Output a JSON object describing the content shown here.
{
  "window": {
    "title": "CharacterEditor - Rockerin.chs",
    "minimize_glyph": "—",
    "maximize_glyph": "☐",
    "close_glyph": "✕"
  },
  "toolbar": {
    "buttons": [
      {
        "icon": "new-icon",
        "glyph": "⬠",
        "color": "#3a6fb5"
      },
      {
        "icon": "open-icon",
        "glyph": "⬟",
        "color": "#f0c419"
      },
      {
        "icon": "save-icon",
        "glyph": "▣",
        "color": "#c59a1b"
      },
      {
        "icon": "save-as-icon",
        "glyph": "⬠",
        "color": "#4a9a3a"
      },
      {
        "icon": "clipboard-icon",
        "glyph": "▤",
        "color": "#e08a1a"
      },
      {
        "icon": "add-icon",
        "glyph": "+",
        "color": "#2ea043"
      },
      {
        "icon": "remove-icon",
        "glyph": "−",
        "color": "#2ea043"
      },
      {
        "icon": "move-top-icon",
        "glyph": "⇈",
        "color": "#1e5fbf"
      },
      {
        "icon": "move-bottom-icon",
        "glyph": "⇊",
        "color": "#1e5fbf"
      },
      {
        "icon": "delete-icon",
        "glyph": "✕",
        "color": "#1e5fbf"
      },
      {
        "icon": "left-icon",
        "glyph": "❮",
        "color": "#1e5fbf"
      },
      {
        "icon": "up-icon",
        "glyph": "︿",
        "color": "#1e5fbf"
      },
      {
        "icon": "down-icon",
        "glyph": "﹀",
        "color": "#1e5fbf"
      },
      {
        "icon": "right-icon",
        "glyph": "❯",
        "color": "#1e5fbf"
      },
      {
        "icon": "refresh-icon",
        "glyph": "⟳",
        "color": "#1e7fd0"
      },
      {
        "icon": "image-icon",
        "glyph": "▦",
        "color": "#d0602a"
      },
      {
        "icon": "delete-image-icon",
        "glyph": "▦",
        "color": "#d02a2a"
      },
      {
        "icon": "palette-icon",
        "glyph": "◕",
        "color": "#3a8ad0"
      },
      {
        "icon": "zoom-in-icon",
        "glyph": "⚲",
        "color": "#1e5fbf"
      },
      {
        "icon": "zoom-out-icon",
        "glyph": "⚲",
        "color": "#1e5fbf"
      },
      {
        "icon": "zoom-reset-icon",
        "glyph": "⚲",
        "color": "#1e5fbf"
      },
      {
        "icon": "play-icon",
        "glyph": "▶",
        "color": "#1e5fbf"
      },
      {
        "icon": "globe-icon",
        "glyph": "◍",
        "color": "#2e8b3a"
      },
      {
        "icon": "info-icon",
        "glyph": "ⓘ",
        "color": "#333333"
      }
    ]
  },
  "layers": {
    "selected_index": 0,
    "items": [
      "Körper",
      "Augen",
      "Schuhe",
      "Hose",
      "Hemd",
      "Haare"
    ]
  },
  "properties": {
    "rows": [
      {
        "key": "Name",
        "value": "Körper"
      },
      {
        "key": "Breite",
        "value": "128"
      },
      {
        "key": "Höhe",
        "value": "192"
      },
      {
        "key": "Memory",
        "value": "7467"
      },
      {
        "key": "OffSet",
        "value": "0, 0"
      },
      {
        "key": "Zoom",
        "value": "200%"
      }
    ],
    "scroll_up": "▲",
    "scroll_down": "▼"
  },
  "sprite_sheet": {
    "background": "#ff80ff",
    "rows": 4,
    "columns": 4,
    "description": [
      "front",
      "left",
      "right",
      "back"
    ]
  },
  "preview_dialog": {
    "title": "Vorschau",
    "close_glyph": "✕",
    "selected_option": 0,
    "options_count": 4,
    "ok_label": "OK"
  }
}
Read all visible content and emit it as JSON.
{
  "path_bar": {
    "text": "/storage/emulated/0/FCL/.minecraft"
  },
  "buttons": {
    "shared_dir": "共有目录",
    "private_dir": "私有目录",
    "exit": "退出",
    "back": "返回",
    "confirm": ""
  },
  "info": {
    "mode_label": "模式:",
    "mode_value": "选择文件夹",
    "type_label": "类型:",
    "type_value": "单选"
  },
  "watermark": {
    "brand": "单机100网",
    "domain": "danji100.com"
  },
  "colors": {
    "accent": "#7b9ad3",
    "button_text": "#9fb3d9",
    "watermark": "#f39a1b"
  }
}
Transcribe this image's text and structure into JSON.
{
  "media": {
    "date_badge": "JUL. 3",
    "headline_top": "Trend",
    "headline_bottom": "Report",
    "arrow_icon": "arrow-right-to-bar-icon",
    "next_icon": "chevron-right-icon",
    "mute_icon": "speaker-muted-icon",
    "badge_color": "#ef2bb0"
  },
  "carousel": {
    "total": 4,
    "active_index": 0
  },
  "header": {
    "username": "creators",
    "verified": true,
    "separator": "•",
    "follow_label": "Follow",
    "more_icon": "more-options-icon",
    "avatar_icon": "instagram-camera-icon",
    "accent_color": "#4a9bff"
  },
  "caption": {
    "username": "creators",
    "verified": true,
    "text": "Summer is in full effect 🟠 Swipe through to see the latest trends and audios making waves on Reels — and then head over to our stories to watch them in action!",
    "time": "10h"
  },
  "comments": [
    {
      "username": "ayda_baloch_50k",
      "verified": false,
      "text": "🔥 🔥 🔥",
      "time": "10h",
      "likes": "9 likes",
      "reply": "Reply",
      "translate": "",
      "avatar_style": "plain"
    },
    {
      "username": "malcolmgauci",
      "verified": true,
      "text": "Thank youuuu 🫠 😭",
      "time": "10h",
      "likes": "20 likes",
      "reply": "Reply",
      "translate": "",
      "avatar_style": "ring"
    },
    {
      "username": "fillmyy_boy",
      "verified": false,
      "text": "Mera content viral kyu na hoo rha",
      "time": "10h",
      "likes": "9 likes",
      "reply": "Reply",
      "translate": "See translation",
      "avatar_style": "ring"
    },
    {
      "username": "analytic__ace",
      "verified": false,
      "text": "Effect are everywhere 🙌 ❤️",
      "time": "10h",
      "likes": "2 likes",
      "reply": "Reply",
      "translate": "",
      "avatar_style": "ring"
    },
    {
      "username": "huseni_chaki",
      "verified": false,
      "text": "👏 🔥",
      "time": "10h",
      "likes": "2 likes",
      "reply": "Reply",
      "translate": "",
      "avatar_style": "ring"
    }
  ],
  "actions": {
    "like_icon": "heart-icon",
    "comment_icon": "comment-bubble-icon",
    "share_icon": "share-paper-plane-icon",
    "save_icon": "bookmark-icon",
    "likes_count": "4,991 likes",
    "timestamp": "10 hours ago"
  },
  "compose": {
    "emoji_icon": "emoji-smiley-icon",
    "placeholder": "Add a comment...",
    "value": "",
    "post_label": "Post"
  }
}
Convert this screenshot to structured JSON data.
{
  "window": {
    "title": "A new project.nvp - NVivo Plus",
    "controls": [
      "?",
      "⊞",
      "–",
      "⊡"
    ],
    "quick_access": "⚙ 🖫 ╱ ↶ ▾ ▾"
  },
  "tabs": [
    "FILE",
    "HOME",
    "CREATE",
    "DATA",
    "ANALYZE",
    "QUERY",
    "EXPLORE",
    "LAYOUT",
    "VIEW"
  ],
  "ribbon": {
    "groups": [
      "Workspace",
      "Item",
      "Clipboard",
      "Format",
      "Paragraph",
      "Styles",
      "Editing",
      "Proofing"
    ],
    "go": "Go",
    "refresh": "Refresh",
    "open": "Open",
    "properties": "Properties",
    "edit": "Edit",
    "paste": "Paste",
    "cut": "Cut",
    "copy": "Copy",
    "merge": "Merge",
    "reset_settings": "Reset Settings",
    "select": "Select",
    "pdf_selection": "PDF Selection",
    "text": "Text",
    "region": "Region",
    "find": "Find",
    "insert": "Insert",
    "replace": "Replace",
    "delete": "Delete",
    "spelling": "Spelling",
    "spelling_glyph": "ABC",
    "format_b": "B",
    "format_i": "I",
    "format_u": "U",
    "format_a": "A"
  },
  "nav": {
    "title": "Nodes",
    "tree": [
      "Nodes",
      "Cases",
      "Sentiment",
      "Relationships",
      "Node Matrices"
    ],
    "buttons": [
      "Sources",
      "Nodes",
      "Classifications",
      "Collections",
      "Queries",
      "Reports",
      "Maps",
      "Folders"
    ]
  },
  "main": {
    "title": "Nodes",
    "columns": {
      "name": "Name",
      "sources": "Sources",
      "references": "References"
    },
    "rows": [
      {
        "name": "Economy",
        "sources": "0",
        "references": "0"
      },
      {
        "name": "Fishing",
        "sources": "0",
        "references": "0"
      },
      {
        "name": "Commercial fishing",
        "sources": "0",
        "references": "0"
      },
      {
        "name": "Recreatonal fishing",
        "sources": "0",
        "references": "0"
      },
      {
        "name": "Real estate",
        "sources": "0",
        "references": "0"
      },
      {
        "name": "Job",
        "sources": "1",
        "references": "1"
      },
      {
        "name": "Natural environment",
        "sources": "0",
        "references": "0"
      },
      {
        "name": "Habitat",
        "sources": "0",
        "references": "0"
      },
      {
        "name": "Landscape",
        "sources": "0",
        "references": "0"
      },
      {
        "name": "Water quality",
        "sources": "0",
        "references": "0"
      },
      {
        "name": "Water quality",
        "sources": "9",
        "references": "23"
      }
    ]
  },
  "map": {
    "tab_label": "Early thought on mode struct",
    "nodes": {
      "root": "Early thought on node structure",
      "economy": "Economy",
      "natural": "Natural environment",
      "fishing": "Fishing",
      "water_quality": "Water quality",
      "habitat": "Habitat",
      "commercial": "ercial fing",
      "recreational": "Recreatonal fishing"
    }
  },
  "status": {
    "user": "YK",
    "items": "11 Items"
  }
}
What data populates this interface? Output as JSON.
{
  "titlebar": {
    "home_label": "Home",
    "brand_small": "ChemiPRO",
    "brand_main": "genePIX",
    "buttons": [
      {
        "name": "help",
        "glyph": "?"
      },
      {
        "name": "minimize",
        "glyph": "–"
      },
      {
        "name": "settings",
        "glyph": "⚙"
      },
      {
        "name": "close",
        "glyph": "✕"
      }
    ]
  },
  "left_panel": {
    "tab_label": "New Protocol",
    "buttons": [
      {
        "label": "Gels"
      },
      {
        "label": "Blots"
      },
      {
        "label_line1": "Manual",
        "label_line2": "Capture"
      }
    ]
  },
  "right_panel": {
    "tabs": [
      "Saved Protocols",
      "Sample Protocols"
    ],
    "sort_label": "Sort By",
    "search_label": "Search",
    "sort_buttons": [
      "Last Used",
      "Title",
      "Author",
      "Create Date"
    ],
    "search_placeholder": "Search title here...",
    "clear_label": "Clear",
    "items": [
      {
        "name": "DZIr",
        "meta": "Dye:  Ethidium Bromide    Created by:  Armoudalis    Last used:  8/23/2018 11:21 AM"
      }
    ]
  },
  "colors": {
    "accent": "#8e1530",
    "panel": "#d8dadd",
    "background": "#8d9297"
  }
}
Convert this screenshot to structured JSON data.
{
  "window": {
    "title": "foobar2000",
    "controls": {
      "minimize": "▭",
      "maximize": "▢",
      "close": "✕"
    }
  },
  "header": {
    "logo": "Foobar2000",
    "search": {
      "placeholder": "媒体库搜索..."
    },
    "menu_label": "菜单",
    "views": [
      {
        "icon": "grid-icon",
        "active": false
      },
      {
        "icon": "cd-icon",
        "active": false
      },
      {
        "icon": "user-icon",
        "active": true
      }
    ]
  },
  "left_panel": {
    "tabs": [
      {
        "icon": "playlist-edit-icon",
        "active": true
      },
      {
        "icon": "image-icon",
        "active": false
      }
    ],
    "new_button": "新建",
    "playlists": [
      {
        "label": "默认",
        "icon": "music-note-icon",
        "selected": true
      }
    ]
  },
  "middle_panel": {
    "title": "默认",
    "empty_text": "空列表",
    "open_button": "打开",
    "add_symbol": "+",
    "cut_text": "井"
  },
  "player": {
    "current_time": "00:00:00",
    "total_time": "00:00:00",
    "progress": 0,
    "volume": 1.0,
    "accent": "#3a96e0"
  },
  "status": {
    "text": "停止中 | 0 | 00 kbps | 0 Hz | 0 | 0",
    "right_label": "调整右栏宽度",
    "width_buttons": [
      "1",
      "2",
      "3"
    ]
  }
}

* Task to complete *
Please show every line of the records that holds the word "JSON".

* Finished task *
Output a JSON object describing the content shown here.
Read all visible content and emit it as JSON.
Transcribe this image's text and structure into JSON.
Convert this screenshot to structured JSON data.
What data populates this interface? Output as JSON.
Convert this screenshot to structured JSON data.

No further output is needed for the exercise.